Data records for software interfaces:
#####
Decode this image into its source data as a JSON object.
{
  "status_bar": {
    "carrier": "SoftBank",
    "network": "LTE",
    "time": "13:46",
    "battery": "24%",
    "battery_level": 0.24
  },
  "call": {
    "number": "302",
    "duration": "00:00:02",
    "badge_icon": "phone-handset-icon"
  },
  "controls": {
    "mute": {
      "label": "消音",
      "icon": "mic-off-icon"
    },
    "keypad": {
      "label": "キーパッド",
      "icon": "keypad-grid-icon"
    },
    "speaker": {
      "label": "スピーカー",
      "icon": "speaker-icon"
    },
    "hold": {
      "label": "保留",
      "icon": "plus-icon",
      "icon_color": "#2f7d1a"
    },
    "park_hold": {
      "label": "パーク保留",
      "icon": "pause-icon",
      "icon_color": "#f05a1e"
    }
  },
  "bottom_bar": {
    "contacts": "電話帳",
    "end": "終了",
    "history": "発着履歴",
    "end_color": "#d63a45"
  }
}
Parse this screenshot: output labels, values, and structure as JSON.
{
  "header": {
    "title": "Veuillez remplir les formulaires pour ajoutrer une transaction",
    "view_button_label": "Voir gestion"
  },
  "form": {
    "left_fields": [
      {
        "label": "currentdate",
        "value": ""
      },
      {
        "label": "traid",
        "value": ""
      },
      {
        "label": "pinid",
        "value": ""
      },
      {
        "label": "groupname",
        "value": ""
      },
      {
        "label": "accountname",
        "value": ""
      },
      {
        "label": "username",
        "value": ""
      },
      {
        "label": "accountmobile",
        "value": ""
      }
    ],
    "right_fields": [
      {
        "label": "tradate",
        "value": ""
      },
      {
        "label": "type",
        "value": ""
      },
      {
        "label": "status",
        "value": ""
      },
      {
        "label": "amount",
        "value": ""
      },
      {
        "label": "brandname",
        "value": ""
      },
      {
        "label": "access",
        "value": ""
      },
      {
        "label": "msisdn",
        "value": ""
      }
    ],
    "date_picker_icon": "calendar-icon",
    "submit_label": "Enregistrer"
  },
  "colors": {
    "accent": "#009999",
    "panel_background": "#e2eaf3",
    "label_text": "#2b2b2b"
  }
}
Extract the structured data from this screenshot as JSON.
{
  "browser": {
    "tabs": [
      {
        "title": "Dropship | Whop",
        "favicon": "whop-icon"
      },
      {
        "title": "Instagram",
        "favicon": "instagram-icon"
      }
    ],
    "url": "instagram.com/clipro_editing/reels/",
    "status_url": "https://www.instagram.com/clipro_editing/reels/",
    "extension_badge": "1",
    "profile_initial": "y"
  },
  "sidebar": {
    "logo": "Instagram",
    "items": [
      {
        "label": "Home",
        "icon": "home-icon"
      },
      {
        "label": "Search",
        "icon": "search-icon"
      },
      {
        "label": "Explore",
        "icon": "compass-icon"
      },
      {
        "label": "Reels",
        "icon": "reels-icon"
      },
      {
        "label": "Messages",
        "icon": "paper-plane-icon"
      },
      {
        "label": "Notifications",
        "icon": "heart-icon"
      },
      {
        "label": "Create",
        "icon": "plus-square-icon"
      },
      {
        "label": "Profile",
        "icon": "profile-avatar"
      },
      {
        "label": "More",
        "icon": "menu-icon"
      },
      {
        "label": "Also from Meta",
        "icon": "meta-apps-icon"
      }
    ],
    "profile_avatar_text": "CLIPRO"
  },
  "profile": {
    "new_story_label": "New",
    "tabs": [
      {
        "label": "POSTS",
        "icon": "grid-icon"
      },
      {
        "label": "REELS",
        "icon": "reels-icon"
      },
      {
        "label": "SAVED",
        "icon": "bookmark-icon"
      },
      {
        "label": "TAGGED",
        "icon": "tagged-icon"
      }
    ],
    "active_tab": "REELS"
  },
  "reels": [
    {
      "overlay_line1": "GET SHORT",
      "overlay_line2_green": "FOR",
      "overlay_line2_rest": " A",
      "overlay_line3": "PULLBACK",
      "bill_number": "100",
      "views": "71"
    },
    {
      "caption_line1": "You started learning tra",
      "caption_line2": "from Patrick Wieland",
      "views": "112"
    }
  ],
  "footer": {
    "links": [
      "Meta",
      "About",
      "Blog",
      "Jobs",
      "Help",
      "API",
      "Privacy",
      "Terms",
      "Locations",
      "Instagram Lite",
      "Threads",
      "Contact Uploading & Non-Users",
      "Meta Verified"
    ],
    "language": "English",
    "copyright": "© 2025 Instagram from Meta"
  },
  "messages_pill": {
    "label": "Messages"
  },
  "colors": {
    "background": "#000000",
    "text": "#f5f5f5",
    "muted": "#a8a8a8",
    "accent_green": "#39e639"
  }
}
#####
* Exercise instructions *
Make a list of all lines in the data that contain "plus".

* Written reply *
      "icon": "plus-icon",
        "icon": "plus-square-icon"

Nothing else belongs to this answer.